From the very beginning of The Strange Case of Dr. Jekyll and Mr. Hyde, a heavy emphasis is placed on one’s appearance and status within the society. However, these seemingly perfect appearances the men give off soon become questionable as it becomes apparent that they are upheld by deceit. In the novella, secrecy is used to maintain one’s reputation and identity as an upstanding and respectable member of society. Repression is also used in an effort to maintain a positive image, however it can often render worse results than honesty.
Secrecy is used to protect one’s self-image and ensure no destructive secrets of one’s past become public knowledge. One of the very first things the reader learns about Mr. Enfield is that he feels “ very strongly about putting questions; it partakes too much of the style of the day in judgement. You start a question, and it’s like starting a stone…away the stone goes, starting others; and presently…the family have to change their name” (4). In this sense, Mr. Enfield represses his inquisitive nature for fear that it will lead to the unearthing of terrible secrets that would potentially cost others their reputation. Upon this recognition, Mr. Enfield and Mr. Utterson make a pact when Mr. Enfield says, “‘here is another lesson to say nothing,’ said he. ‘I am ashamed of my long tongue. Let us make a bargain never to refer to this again’” (5), to which Mr. Utterson responds, “‘with all my heart…I shake hands on that, Richard’” (5). The two agree not gossip anymore and let the past rest because they realize that they each have aspects of their past of which they are ashamed. Unveiling these secrets could be detrimental to their own, or others’, statuses within society, and thus they choose not to debate others identities for fear of what might be uncovered. This commitment to ignorance is especially evident when Mr. Utterson receives an envelope that supposedly contains private information for him alone. Mr. Utterson expresses his concern that this envelope will affect a friendship, however “a great curiosity [comes] on the trustee, to disregard the prohibition and dive at once to the bottom of these mysteries; but professional honour and faith to his dead friend were stringent obligations; and the packet slept in the inmost corner of his private safe” (24). Mr. Utterson represses his curious nature in an effort to preserve his professionalism and friendship because he knows the contents of that envelope contain information that could alter his perception of his friend and, consequently, their entire friendship.

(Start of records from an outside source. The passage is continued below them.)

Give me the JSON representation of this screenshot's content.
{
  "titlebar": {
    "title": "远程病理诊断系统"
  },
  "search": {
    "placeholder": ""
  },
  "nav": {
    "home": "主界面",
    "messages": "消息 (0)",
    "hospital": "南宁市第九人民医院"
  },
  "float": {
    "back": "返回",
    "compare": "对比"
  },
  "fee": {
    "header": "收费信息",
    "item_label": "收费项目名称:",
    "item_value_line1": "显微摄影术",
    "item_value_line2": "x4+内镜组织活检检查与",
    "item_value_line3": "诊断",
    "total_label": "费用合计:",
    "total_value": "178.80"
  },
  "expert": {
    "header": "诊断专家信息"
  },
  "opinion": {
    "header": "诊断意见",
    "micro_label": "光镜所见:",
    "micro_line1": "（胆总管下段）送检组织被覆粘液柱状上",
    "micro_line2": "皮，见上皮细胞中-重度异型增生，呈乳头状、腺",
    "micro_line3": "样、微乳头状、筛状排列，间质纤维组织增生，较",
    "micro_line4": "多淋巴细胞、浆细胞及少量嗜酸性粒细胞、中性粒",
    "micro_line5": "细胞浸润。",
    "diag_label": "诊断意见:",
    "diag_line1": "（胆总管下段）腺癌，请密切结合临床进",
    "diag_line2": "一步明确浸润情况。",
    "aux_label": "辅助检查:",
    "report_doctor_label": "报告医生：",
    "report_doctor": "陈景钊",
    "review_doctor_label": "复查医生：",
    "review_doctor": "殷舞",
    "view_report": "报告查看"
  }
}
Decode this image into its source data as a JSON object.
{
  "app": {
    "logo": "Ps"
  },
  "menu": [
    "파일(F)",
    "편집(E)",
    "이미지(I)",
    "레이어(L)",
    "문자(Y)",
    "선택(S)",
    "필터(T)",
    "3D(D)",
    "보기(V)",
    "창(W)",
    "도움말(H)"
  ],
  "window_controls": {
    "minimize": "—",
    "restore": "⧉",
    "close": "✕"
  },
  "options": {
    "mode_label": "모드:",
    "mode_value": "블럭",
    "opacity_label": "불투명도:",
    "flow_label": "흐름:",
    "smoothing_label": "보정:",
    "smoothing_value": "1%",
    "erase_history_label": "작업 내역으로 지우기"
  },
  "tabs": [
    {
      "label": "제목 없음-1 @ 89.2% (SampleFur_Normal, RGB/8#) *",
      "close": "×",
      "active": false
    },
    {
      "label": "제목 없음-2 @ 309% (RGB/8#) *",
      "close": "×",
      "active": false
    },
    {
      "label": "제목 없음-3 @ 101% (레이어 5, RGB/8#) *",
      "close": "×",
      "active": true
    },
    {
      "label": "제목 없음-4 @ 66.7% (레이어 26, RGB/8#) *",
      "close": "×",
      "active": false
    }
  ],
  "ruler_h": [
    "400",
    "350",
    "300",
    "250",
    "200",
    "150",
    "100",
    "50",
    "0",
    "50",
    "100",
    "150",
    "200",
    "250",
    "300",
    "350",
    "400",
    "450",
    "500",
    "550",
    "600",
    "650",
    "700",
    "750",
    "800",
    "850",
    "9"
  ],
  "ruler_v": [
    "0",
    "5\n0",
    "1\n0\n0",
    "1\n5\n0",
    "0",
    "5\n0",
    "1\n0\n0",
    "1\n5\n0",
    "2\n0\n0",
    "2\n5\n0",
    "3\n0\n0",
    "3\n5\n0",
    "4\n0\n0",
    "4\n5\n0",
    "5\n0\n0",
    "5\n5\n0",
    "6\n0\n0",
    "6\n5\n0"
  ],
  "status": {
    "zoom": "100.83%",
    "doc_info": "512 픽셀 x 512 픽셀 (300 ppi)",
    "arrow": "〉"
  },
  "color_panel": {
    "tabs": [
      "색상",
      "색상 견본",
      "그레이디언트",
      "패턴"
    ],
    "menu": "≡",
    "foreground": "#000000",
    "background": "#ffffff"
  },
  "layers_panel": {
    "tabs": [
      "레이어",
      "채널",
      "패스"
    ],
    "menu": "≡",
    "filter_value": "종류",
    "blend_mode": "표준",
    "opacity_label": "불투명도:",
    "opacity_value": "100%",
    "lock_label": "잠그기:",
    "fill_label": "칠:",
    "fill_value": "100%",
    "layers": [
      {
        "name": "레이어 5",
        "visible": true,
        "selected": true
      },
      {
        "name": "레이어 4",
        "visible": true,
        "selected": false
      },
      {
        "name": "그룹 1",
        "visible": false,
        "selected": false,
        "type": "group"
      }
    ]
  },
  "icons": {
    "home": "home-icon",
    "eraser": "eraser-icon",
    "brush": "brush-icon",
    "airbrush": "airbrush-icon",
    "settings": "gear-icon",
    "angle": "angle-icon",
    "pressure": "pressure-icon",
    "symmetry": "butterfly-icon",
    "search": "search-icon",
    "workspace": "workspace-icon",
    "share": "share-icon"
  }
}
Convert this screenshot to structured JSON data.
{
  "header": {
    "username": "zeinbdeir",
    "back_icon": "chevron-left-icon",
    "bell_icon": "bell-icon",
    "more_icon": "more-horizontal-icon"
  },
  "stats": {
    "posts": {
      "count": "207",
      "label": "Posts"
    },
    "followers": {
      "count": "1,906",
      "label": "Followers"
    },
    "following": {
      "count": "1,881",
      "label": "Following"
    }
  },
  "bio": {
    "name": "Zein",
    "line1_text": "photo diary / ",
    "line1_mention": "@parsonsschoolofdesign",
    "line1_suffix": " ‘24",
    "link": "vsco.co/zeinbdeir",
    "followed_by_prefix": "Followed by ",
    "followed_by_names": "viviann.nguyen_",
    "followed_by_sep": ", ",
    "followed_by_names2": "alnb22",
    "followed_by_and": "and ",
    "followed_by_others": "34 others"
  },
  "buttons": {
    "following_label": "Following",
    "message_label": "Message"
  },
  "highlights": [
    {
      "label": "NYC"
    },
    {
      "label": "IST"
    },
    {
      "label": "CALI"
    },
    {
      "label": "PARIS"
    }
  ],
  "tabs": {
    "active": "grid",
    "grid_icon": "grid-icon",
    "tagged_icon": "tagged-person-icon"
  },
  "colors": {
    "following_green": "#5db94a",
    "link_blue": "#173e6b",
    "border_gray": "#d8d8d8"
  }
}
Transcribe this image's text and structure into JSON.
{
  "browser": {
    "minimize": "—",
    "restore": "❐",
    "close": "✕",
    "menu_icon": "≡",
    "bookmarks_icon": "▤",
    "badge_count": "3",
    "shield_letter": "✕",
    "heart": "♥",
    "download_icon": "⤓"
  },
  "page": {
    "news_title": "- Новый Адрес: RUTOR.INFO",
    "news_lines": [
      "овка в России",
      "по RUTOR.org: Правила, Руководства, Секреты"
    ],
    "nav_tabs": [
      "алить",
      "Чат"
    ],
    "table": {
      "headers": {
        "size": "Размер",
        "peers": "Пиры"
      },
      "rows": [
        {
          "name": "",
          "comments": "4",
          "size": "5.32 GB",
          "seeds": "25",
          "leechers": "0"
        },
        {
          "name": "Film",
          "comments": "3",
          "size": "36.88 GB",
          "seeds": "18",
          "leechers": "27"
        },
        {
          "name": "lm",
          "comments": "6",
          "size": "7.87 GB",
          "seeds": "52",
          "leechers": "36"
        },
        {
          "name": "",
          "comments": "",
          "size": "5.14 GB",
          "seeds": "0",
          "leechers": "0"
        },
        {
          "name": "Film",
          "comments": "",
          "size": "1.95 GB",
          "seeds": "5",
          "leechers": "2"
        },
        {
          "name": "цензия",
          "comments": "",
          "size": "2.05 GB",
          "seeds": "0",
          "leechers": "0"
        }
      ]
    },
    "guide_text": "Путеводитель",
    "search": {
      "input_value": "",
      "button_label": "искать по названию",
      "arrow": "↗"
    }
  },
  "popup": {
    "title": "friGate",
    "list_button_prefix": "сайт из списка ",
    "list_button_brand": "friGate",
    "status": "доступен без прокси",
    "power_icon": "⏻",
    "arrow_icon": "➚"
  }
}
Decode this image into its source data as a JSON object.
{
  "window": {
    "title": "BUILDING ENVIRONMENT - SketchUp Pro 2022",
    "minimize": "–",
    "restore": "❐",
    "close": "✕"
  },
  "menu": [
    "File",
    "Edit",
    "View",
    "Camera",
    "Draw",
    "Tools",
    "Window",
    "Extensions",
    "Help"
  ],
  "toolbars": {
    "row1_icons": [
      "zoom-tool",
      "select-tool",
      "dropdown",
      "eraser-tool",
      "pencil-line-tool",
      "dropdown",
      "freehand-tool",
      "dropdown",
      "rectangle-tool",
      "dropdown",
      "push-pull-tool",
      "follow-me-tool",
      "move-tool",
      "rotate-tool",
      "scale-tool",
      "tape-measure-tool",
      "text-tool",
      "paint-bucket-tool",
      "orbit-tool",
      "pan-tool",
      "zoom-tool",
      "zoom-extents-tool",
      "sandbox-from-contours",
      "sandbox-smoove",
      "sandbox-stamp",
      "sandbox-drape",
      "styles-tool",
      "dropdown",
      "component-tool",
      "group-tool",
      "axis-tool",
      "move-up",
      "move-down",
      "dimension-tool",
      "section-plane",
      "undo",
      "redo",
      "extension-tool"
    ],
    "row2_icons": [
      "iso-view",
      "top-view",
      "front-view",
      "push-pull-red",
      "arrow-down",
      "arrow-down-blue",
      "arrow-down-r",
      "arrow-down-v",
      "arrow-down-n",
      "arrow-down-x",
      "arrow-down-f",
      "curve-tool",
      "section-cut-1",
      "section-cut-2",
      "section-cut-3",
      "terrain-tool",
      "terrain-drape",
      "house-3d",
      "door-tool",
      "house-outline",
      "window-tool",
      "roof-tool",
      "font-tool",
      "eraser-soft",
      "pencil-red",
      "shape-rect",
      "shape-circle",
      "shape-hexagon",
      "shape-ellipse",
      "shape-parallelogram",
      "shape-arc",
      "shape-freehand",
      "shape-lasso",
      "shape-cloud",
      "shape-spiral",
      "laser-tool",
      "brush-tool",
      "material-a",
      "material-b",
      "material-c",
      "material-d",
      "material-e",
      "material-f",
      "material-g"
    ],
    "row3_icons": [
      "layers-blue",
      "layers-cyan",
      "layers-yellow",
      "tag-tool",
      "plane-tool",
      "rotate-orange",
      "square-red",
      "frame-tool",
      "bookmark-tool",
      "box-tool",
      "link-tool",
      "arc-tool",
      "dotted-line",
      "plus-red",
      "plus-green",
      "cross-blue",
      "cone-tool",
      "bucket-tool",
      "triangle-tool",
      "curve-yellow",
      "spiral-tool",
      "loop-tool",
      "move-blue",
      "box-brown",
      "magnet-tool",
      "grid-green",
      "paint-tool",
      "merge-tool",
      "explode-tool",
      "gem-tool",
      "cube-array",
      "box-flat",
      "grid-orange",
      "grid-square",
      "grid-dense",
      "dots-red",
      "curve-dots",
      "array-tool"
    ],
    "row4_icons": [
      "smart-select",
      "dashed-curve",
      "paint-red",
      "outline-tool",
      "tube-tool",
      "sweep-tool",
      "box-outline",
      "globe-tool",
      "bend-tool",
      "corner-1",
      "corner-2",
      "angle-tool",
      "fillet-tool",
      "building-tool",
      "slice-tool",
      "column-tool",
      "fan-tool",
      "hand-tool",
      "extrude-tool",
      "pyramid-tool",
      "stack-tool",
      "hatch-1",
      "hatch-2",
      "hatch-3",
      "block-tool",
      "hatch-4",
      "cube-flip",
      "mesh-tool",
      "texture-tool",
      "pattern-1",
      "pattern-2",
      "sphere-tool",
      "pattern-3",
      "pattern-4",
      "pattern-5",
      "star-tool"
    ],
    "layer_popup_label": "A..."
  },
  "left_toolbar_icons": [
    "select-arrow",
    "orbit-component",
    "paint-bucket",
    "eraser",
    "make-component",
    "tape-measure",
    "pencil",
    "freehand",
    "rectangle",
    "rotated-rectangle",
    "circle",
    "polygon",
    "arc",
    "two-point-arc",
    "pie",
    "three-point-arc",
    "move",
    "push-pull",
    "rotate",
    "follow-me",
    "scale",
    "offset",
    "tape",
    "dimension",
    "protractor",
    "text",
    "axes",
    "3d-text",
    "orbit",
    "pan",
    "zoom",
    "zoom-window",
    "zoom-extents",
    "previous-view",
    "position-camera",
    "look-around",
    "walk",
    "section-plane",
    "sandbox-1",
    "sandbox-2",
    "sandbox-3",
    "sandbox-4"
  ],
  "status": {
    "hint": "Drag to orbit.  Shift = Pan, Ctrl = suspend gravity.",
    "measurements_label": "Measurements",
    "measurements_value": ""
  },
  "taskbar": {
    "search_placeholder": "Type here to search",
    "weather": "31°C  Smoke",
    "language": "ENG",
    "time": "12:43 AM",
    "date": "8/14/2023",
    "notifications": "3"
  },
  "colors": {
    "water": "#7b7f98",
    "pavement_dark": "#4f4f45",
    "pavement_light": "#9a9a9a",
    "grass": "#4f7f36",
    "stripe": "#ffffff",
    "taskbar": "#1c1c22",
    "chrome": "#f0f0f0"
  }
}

Dr. Jekyll’s attempts to repress his other personality, Mr. Hyde, only make the situation worse. Upon reflection of his dual personality, Dr. Jekyll notes,
“I found it hard to reconcile with my imperious desire to carry my head high, and wear a more than commonly grave countenance before the public. Hence it came about that I concealed my pleasures; and that when I reached years of reflection, and began to look round me and take stock of my progress and position in the world, I stood already committed to a profound duplicity of me…I regarded and hid them with an almost morbid sense of shame” (42).
Dr. Jekyll tries to keep his evil side repressed in order to portray himself as the upstanding member of society he is perceived to be by others. Essentially, he is ashamed by his actions as Mr. Hyde, and wants them to remain hidden so it appears that he fits society’s status quo. However, this repression of Mr. Hyde is not without its consequences. In his attempts to suppress Mr. Hyde, Dr. Jekyll notes he is “tortured with throes and longings, as of Hyde struggling after freedom; and at last, in an hour of moral weakness, [he] once again compounded and swallowed the transforming draught…[his] devil had been long caged, [Mr. Hyde] came out roaring” (49). The repression of Mr. Hyde only makes his personality stronger and more detrimental when he is finally released.
Secrecy and repression are ultimately utilized by the characters in the novella for selfish purposes. They all have aspects of their being of which they are ashamed and want to suppress in an effort to maintain their respectable statuses within society. However, they are mostly curious beings and attempt to repress this trait for fear of what it will expose about others. Dr. Jekyll’s attempts to repress Mr. Hyde only end up fueling Mr. Hyde’s angry personality, thus further jeopardizing Dr. Jekyll’s image.